“We’ve seen some pretty extreme chicanery in connection with these businesses, including people buying fake reviews, offering rewards or discounts for reviews or having a large number of reviews submitted from the same Internet Protocol (IP) address (a clue that someone may be trying to artificially inflate their rating),” said Yelp VP of Consumer & Mobile Products Eric Singley in August.
In September, a Harvard Business School study suggested that 16% of Yelp restaurant reviews are potentially fake.
Luther Lowe, director of public policy at Yelp, tells us that 16% figure is misleading, as “HBS used reviews Yelp identified as suspicious (not ‘fake’) to run [its] analysis. 25% suppressed not 16%.”
Yelp responded to the study, saying that the findings “shouldn’t come as a complete surprise.”
“As consumers increasingly turn to online reviews to find a local business, the incentive to artificially improve one’s reputation also increases,” the company said. “But neither should the fact that Yelp has been on guard against these very same reviews from our earliest days.”
It went on to talk up its controversial review filter.
That same month, New York Attorney General Eric T. Schneiderman announced that nineteen companies agreed to stop writing fake Yelp reviews and pay over $350,000 of fines.
“Consumers rely on reviews from their peers to make daily purchasing decisions on anything from food and clothing to recreation and sightseeing,” he said. “This investigation into large-scale, intentional deceit across the Internet tells us that we should approach online reviews with caution.”
“We think it’s great the New York Attorney General took action against these businesses that try to mislead consumers.

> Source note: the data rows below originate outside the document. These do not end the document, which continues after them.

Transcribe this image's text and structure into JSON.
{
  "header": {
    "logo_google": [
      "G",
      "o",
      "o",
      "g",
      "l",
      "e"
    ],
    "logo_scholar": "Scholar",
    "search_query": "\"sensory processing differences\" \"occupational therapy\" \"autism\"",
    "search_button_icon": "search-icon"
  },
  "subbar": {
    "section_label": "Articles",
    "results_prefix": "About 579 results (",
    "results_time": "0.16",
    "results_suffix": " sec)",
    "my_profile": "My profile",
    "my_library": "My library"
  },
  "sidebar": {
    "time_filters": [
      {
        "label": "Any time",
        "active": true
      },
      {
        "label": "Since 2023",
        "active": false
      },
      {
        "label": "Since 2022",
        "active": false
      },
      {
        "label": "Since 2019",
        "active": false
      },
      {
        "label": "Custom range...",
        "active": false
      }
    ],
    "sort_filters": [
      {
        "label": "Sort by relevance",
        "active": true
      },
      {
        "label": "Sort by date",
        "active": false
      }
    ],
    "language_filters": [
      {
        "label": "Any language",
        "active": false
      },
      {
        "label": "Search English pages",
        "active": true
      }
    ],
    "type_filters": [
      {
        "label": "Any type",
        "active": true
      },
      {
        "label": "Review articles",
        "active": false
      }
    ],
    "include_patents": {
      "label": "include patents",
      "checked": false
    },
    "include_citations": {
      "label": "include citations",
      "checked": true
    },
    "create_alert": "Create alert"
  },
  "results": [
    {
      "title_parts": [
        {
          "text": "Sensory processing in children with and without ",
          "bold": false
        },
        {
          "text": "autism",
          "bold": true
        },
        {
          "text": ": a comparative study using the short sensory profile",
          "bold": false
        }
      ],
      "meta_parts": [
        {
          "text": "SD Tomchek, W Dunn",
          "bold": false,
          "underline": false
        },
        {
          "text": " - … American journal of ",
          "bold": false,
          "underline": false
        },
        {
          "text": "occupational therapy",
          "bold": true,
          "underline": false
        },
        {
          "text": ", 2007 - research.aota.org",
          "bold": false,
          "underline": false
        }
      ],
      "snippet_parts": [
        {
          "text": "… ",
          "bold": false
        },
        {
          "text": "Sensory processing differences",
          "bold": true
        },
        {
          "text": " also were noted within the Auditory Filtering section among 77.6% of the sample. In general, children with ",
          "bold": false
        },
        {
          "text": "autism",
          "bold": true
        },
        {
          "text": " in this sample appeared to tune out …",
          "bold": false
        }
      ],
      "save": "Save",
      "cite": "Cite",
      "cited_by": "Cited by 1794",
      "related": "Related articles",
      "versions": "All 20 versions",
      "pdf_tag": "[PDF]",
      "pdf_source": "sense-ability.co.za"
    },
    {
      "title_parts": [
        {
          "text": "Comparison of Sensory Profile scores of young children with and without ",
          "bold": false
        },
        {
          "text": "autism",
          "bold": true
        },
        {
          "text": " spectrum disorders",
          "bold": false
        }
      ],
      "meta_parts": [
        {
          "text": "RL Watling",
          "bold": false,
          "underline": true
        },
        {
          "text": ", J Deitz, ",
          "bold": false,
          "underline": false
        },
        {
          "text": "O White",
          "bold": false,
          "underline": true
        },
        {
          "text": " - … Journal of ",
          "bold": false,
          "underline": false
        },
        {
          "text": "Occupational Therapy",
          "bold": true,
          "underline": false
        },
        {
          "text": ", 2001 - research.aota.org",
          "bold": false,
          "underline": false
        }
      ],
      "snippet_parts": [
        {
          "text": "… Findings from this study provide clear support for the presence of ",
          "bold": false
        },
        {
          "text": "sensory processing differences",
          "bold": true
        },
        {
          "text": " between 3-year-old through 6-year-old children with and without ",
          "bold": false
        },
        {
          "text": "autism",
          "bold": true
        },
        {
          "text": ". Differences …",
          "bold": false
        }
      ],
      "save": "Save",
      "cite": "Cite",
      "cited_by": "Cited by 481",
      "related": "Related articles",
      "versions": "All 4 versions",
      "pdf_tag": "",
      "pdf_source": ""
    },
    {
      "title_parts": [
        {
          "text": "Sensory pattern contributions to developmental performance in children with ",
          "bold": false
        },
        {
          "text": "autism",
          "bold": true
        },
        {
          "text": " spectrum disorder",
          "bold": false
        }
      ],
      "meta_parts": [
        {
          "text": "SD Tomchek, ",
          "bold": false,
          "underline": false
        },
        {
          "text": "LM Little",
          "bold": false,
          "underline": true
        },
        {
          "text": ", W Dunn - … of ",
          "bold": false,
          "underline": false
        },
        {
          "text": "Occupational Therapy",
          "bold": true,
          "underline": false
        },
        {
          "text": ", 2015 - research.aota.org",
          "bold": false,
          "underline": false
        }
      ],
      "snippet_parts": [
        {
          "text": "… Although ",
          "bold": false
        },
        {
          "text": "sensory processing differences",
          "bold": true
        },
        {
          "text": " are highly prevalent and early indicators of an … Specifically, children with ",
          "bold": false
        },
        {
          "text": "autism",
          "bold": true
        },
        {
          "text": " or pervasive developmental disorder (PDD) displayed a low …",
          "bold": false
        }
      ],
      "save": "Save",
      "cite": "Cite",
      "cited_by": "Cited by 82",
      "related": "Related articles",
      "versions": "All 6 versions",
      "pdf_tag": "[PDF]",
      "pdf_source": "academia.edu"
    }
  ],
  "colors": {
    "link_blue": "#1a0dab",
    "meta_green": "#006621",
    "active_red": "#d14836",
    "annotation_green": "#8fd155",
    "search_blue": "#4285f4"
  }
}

In fact, we helped him,” said Yelp Senior Litigation Counsel Aaron Schur. “Because Yelp uses sophisticated software to filter reviews and weed out less reliable ones, we identify — and take action against — concerted campaigns to game the system quite frequently. As a result, we were able to give the NY AG’s office some solid leads on which businesses to go after.”
“And we have more,” he added. “We would love to work with law enforcement officials in other states to crack down on this unethical practice.”
Meanwhile, there are more reviews being posted to Yelp than ever. In the second half of 2013, Yelp added the ability to review businesses from its mobile apps. Earlier this month, Yelp boasted 47 million reviews, seemingly encouraging the saturation of the site with reviews by recognizing a guy who wrote 1,712 in 2013 alone. Perhaps more reviews means better odds of drowning out the fake ones.
At least Yelp isn’t eager to roll over on fake reviews without significant evidence. Despite being ordered to do so, Yelp has been resistant to handing over the names of anonymous users, whom a business alleges wrote fake negative reviews about it.
How bad is Yelp’s fake review problem? Do you think Yelp is doing a good job of keeping it under control? Share your thoughts in the comments.